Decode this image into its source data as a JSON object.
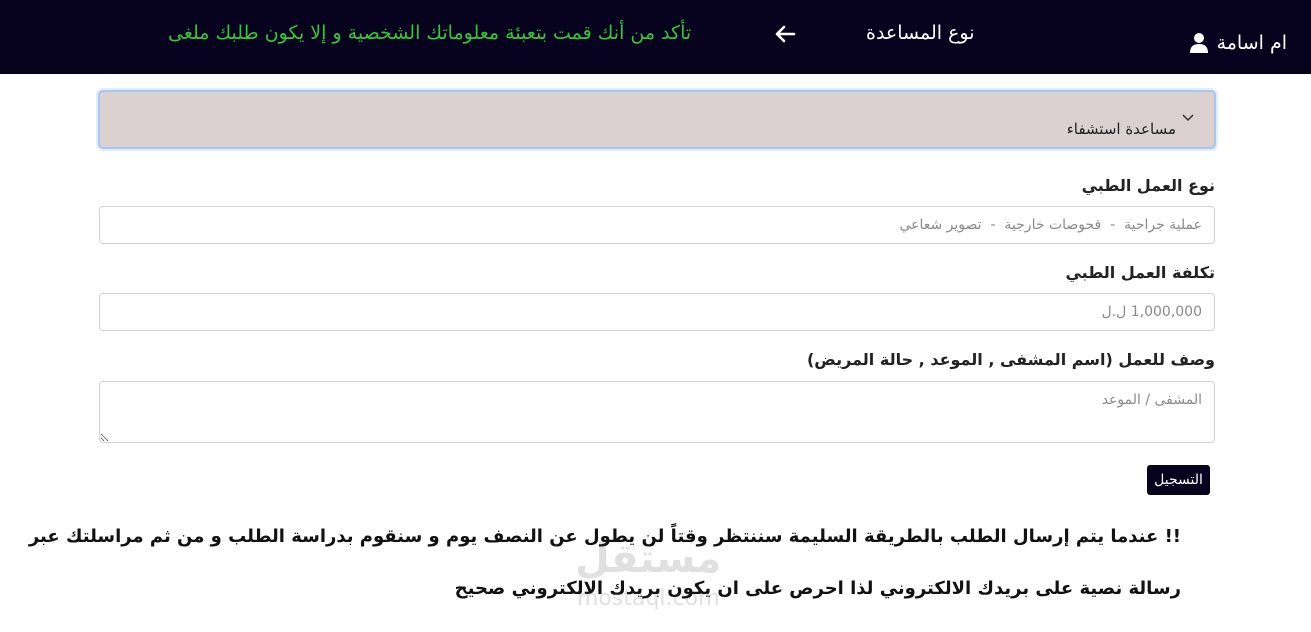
{
  "header": {
    "user_name": "ام اسامة",
    "page_title": "نوع المساعدة",
    "notice": "تأكد من أنك قمت بتعبئة معلوماتك الشخصية و إلا يكون طلبك ملغى"
  },
  "form": {
    "assistance_type": {
      "selected": "مساعدة استشفاء"
    },
    "medical_work_type": {
      "label": "نوع العمل الطبي",
      "placeholder": "عملية جراحية  -  فحوصات خارجية  -  تصوير شعاعي"
    },
    "medical_work_cost": {
      "label": "تكلفة العمل الطبي",
      "placeholder": "1,000,000 ل.ل"
    },
    "work_description": {
      "label": "وصف للعمل (اسم المشفى , الموعد , حالة المريض)",
      "placeholder": "المشفى / الموعد"
    },
    "submit_label": "التسجيل"
  },
  "info": {
    "line1": "!! عندما يتم إرسال الطلب بالطريقة السليمة سننتظر وقتاً لن يطول عن النصف يوم و سنقوم بدراسة الطلب و من ثم مراسلتك عبر",
    "line2": "رسالة نصية على بريدك الالكتروني لذا احرص على ان يكون بريدك الالكتروني صحيح"
  },
  "watermark": {
    "main": "مستقل",
    "sub": "mostaql.com"
  },
  "colors": {
    "header_bg": "#07031f",
    "notice_green": "#34c73a",
    "select_bg": "#dbd1d1",
    "button_bg": "#07031f"
  },
  "icons": [
    "user-icon",
    "arrow-left-icon",
    "chevron-down-icon"
  ]
}
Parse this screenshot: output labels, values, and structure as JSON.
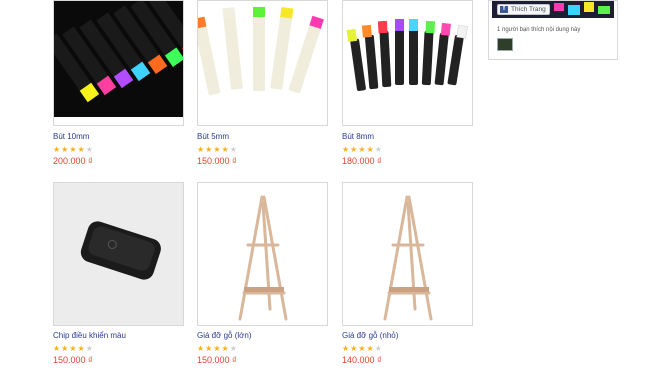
{
  "facebook": {
    "like_label": "Thích Trang",
    "friends_text": "1 người bạn thích nội dung này"
  },
  "colors": {
    "name_link": "#2b3a8f",
    "price": "#e0452b",
    "star_on": "#f2b01e",
    "star_off": "#cfcfcf"
  },
  "products": [
    {
      "name": "Bút 10mm",
      "price": "200.000 ₫",
      "rating": 4,
      "max_rating": 5,
      "image": "neon-marker-pens-chisel-tip"
    },
    {
      "name": "Bút 5mm",
      "price": "150.000 ₫",
      "rating": 4,
      "max_rating": 5,
      "image": "neon-marker-pens-5mm"
    },
    {
      "name": "Bút 8mm",
      "price": "180.000 ₫",
      "rating": 4,
      "max_rating": 5,
      "image": "neon-marker-pens-8mm"
    },
    {
      "name": "Chip điều khiển màu",
      "price": "150.000 ₫",
      "rating": 4,
      "max_rating": 5,
      "image": "color-control-chip"
    },
    {
      "name": "Giá đỡ gỗ (lớn)",
      "price": "150.000 ₫",
      "rating": 4,
      "max_rating": 5,
      "image": "wooden-easel-large"
    },
    {
      "name": "Giá đỡ gỗ (nhỏ)",
      "price": "140.000 ₫",
      "rating": 4,
      "max_rating": 5,
      "image": "wooden-easel-small"
    }
  ]
}
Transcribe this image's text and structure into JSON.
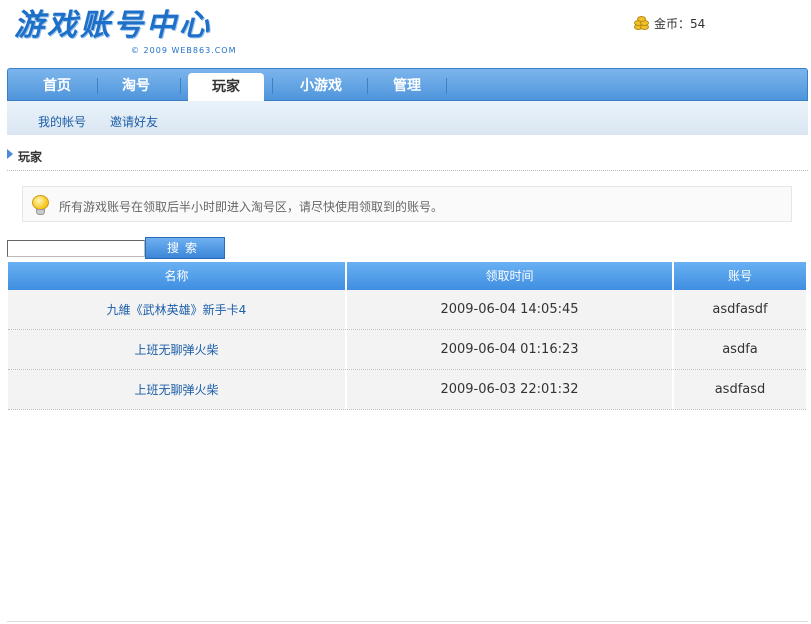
{
  "header": {
    "logo_title": "游戏账号中心",
    "logo_copyright": "© 2009 WEB863.COM",
    "coins_label": "金币：54"
  },
  "nav": {
    "items": [
      {
        "label": "首页",
        "active": false
      },
      {
        "label": "淘号",
        "active": false
      },
      {
        "label": "玩家",
        "active": true
      },
      {
        "label": "小游戏",
        "active": false
      },
      {
        "label": "管理",
        "active": false
      }
    ]
  },
  "subnav": {
    "items": [
      {
        "label": "我的帐号"
      },
      {
        "label": "邀请好友"
      }
    ]
  },
  "section": {
    "title": "玩家"
  },
  "notice": {
    "text": "所有游戏账号在领取后半小时即进入淘号区，请尽快使用领取到的账号。"
  },
  "search": {
    "value": "",
    "button_label": "搜索"
  },
  "table": {
    "headers": [
      "名称",
      "领取时间",
      "账号"
    ],
    "rows": [
      {
        "name": "九維《武林英雄》新手卡4",
        "time": "2009-06-04 14:05:45",
        "account": "asdfasdf"
      },
      {
        "name": "上班无聊弹火柴",
        "time": "2009-06-04 01:16:23",
        "account": "asdfa"
      },
      {
        "name": "上班无聊弹火柴",
        "time": "2009-06-03 22:01:32",
        "account": "asdfasd"
      }
    ]
  },
  "colors": {
    "accent": "#4f95dc",
    "link": "#1c5ea8",
    "header_bg": "#6ab1f3"
  }
}
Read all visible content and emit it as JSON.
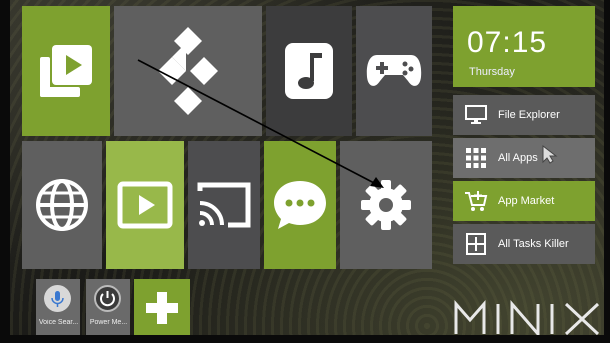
{
  "clock": {
    "time": "07:15",
    "day": "Thursday"
  },
  "side_menu": [
    {
      "label": "File Explorer",
      "icon": "monitor-icon"
    },
    {
      "label": "All Apps",
      "icon": "grid-icon"
    },
    {
      "label": "App Market",
      "icon": "cart-plus-icon"
    },
    {
      "label": "All Tasks Killer",
      "icon": "task-killer-icon"
    }
  ],
  "tiles": [
    {
      "id": "video-player",
      "icon": "video-library-icon"
    },
    {
      "id": "kodi",
      "icon": "kodi-logo-icon"
    },
    {
      "id": "music",
      "icon": "music-note-icon"
    },
    {
      "id": "games",
      "icon": "gamepad-icon"
    },
    {
      "id": "browser",
      "icon": "globe-icon"
    },
    {
      "id": "media-player",
      "icon": "play-icon"
    },
    {
      "id": "cast",
      "icon": "cast-icon"
    },
    {
      "id": "messages",
      "icon": "chat-bubble-icon"
    },
    {
      "id": "settings",
      "icon": "gear-icon"
    }
  ],
  "shortcuts": [
    {
      "label": "Voice Sear...",
      "icon": "microphone-icon"
    },
    {
      "label": "Power Me...",
      "icon": "power-icon"
    }
  ],
  "add_tile": {
    "icon": "plus-icon"
  },
  "brand": {
    "logo": "MINIX"
  },
  "colors": {
    "accent_green": "#7ea12f",
    "tile_gray": "#5f5f5f",
    "clock_text": "#ffffff"
  }
}
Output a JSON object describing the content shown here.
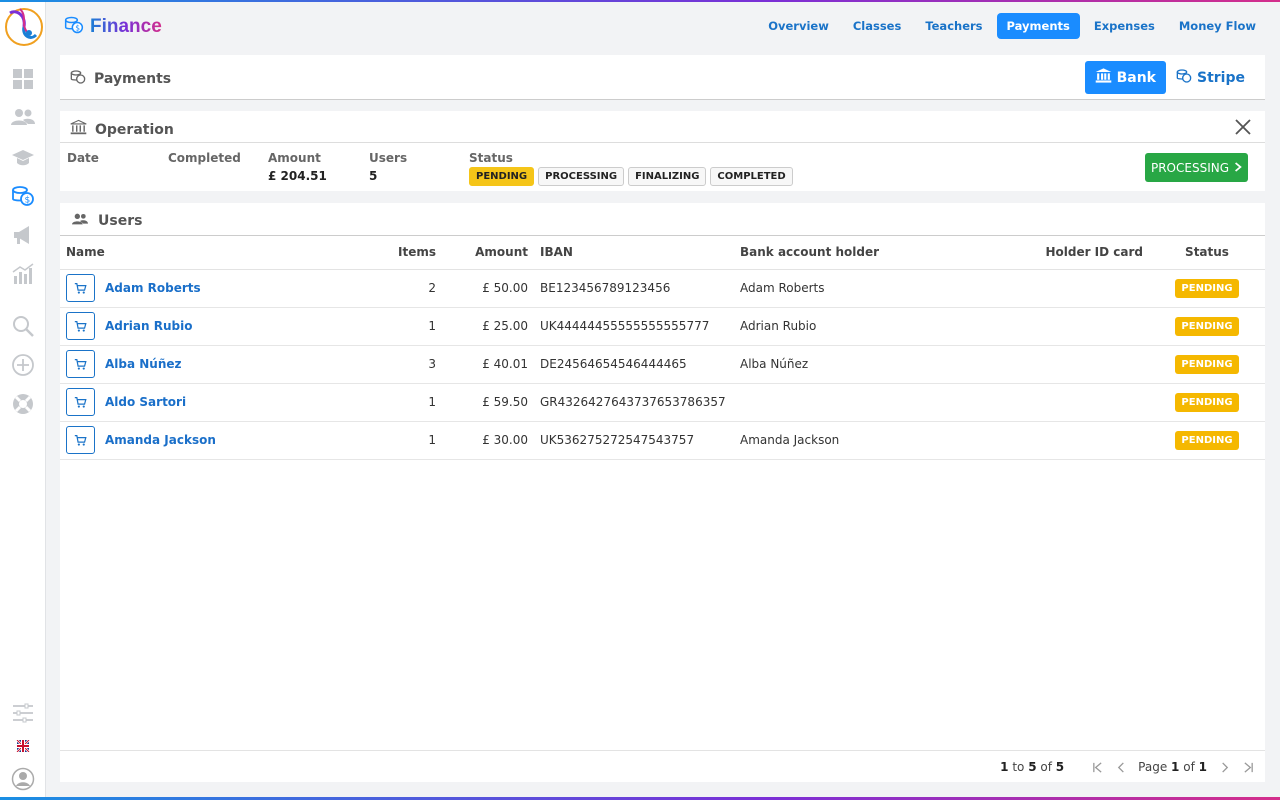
{
  "app": {
    "title": "Finance"
  },
  "topnav": [
    {
      "label": "Overview",
      "active": false
    },
    {
      "label": "Classes",
      "active": false
    },
    {
      "label": "Teachers",
      "active": false
    },
    {
      "label": "Payments",
      "active": true
    },
    {
      "label": "Expenses",
      "active": false
    },
    {
      "label": "Money Flow",
      "active": false
    }
  ],
  "sidebar": {
    "icons": [
      "dashboard-icon",
      "users-icon",
      "graduation-cap-icon",
      "finance-coins-icon",
      "megaphone-icon",
      "chart-icon",
      "search-icon",
      "add-circle-icon",
      "lifebuoy-icon",
      "sliders-icon",
      "uk-flag-icon",
      "user-profile-icon"
    ]
  },
  "payments_panel": {
    "title": "Payments",
    "bank_label": "Bank",
    "stripe_label": "Stripe"
  },
  "operation": {
    "title": "Operation",
    "fields": {
      "date_label": "Date",
      "completed_label": "Completed",
      "amount_label": "Amount",
      "amount_value": "£ 204.51",
      "users_label": "Users",
      "users_value": "5",
      "status_label": "Status"
    },
    "statuses": [
      "PENDING",
      "PROCESSING",
      "FINALIZING",
      "COMPLETED"
    ],
    "active_status": "PENDING",
    "action_label": "PROCESSING"
  },
  "users": {
    "title": "Users",
    "columns": {
      "name": "Name",
      "items": "Items",
      "amount": "Amount",
      "iban": "IBAN",
      "holder": "Bank account holder",
      "id_card": "Holder ID card",
      "status": "Status"
    },
    "rows": [
      {
        "name": "Adam Roberts",
        "items": "2",
        "amount": "£ 50.00",
        "iban": "BE123456789123456",
        "holder": "Adam Roberts",
        "id_card": "",
        "status": "PENDING"
      },
      {
        "name": "Adrian Rubio",
        "items": "1",
        "amount": "£ 25.00",
        "iban": "UK44444455555555555777",
        "holder": "Adrian Rubio",
        "id_card": "",
        "status": "PENDING"
      },
      {
        "name": "Alba Núñez",
        "items": "3",
        "amount": "£ 40.01",
        "iban": "DE24564654546444465",
        "holder": "Alba Núñez",
        "id_card": "",
        "status": "PENDING"
      },
      {
        "name": "Aldo Sartori",
        "items": "1",
        "amount": "£ 59.50",
        "iban": "GR4326427643737653786357",
        "holder": "",
        "id_card": "",
        "status": "PENDING"
      },
      {
        "name": "Amanda Jackson",
        "items": "1",
        "amount": "£ 30.00",
        "iban": "UK536275272547543757",
        "holder": "Amanda Jackson",
        "id_card": "",
        "status": "PENDING"
      }
    ]
  },
  "pagination": {
    "from": "1",
    "to_word": "to",
    "to": "5",
    "of_word": "of",
    "total": "5",
    "page_word": "Page",
    "page": "1",
    "pages": "1"
  },
  "colors": {
    "accent": "#1a8cff",
    "link": "#1a6fc9",
    "pending": "#f5b800",
    "success": "#28a745"
  }
}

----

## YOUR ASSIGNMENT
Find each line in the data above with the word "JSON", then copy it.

## EXERCISE RESPONSE
Decode this image into its source data as a JSON object.
Parse this screenshot: output labels, values, and structure as JSON.
Transcribe this image's text and structure into JSON.
Read all visible content and emit it as JSON.
Output a JSON object describing the content shown here.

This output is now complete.